Given data -
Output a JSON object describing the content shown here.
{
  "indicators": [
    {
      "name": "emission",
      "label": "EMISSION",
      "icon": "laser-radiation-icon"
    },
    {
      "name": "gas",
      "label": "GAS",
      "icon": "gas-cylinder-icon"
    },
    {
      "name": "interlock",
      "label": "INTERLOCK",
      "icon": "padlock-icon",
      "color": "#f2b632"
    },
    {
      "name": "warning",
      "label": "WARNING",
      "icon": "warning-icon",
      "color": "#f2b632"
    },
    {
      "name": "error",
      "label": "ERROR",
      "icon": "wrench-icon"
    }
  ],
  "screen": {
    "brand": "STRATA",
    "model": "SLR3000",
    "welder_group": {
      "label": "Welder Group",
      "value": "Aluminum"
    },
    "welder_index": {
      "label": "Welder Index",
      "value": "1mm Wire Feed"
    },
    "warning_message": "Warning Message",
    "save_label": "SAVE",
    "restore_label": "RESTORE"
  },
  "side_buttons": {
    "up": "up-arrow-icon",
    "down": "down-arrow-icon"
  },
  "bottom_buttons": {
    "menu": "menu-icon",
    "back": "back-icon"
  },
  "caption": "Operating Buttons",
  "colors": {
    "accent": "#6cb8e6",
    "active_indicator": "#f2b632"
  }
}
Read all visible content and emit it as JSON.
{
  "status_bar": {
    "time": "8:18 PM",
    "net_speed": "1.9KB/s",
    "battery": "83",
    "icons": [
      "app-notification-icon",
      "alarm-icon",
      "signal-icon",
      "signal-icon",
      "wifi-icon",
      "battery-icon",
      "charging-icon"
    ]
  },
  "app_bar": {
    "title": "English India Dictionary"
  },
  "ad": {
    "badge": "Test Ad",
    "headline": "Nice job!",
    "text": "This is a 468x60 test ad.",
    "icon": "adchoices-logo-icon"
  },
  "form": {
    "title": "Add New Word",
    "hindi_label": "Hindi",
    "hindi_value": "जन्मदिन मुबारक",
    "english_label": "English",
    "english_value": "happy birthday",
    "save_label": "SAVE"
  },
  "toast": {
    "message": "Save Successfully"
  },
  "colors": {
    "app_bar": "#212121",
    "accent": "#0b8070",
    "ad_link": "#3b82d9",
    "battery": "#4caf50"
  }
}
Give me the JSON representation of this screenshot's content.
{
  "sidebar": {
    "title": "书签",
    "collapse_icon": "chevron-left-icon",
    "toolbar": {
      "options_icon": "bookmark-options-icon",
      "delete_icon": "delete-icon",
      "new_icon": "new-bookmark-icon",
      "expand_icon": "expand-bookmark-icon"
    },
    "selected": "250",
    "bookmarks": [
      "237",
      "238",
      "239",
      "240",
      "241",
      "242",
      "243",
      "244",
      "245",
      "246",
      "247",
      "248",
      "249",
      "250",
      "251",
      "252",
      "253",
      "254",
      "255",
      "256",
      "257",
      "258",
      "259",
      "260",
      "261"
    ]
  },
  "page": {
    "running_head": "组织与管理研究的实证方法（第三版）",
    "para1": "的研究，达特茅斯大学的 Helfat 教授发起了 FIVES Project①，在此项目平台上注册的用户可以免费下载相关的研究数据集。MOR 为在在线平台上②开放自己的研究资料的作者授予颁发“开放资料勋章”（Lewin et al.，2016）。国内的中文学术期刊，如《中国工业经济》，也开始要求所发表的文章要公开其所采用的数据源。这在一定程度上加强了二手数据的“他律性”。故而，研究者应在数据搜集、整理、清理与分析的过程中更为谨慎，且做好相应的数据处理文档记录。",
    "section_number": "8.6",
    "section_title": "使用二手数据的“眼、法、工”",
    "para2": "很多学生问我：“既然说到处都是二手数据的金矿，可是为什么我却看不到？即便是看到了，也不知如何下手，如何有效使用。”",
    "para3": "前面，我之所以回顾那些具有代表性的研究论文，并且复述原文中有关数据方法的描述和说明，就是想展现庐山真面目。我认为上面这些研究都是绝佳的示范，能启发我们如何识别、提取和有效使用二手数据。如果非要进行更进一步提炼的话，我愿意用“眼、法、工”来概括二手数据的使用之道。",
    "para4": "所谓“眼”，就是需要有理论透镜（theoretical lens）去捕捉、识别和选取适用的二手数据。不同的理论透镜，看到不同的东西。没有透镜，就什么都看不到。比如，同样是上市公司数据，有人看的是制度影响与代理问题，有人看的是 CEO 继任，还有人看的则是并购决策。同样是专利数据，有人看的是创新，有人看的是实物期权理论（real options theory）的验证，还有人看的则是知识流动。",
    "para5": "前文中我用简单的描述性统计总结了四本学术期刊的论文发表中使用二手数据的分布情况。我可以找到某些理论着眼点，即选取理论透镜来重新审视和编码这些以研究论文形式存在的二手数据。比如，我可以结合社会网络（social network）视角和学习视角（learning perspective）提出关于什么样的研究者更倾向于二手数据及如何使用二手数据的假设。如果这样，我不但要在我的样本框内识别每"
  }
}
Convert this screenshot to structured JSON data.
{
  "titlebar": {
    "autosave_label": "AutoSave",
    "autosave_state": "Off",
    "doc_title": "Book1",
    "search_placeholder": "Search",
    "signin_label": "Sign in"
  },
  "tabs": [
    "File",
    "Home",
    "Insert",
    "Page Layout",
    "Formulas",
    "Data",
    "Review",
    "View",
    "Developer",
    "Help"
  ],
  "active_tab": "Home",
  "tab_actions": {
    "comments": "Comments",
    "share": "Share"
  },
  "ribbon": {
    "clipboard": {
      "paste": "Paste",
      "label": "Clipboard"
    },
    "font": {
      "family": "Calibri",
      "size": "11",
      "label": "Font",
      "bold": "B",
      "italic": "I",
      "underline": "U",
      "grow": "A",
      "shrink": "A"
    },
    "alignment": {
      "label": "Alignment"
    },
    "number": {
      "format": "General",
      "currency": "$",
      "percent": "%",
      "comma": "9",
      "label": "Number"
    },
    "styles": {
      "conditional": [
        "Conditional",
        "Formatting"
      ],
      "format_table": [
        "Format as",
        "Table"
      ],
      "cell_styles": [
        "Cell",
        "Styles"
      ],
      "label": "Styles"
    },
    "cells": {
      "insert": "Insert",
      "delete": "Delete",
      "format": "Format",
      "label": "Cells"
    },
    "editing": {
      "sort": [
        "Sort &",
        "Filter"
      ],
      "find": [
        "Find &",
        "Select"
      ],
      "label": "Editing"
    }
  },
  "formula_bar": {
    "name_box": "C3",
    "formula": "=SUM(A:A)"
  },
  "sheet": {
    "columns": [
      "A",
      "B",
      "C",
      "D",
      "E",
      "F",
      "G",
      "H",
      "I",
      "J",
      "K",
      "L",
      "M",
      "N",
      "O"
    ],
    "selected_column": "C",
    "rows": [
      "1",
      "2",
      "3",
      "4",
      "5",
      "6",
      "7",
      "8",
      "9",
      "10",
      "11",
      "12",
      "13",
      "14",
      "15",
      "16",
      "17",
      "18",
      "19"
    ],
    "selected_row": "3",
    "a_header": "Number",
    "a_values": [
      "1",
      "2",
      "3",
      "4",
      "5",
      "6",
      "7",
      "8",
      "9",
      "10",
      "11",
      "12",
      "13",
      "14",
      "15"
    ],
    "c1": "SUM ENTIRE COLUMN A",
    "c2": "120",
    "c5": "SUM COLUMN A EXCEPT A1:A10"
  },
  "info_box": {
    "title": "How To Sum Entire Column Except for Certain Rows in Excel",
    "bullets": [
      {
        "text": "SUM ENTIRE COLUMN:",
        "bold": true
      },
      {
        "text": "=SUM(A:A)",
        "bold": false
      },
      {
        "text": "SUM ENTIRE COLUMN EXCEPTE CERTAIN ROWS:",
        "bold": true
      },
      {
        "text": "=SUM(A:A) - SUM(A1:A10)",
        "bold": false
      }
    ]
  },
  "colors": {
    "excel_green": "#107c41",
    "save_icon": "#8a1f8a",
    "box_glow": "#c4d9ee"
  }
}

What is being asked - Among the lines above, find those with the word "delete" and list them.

Result below -
      "delete_icon": "delete-icon",
      "delete": "Delete",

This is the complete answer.